TRY IT - For the word "link", find each line in the entries where it occurs and copy that line.

GIVEN INFORMATION -
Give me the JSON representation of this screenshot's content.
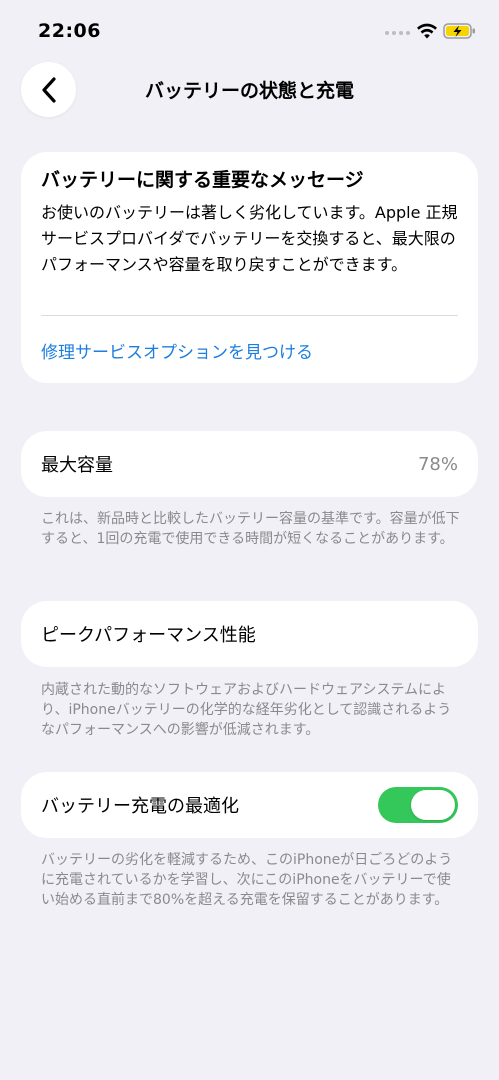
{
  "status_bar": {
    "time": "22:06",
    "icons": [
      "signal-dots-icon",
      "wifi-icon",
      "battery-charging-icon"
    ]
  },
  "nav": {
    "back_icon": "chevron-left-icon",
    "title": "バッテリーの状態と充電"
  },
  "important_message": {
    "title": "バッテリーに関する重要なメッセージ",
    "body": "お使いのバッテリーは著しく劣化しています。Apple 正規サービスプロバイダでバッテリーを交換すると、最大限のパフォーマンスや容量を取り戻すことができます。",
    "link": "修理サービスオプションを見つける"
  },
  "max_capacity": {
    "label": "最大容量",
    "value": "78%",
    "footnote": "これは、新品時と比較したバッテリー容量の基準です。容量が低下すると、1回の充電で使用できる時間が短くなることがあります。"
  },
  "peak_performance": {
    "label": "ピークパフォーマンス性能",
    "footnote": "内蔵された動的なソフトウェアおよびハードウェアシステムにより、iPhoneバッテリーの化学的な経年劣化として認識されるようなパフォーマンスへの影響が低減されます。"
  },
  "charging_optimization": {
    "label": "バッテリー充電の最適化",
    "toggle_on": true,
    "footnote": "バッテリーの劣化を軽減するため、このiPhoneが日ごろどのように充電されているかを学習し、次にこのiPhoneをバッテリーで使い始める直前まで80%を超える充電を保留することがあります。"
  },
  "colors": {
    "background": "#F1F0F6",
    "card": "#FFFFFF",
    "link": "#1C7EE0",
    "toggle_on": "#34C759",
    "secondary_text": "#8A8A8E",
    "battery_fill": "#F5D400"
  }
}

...

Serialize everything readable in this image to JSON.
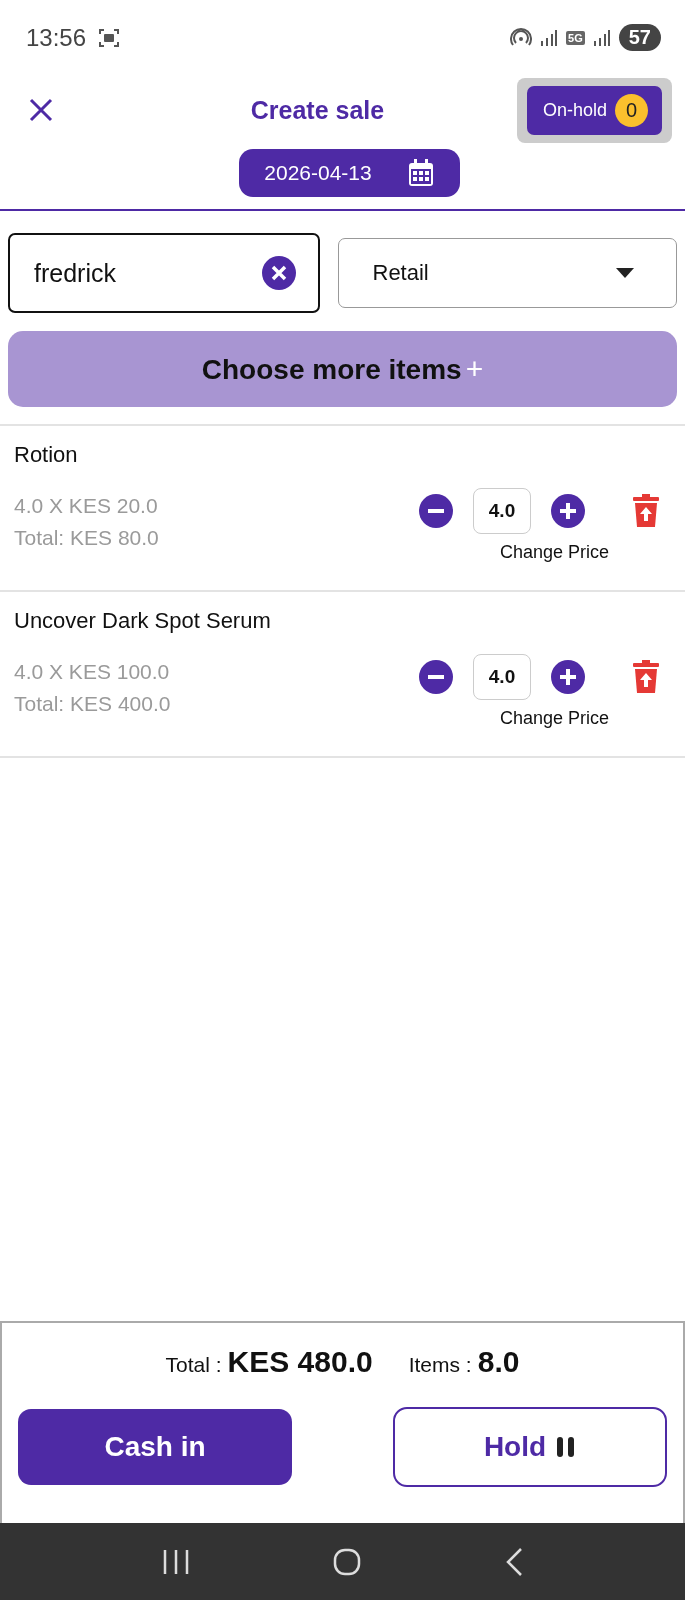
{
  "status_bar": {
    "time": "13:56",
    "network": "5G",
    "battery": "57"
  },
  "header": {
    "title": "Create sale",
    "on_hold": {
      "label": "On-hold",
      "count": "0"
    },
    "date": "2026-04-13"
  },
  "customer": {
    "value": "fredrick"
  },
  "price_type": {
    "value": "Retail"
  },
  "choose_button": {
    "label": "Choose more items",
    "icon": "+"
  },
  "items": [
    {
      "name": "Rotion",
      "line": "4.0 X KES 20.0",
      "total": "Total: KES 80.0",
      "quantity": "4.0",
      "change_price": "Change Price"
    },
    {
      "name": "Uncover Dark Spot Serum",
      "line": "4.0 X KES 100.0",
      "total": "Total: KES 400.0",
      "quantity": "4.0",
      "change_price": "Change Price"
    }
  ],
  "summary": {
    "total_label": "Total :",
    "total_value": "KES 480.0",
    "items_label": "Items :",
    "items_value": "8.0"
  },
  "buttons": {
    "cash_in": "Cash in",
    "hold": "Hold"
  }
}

SOLUTION -
    "link": "修理サービスオプションを見つける"
    "link": "#1C7EE0",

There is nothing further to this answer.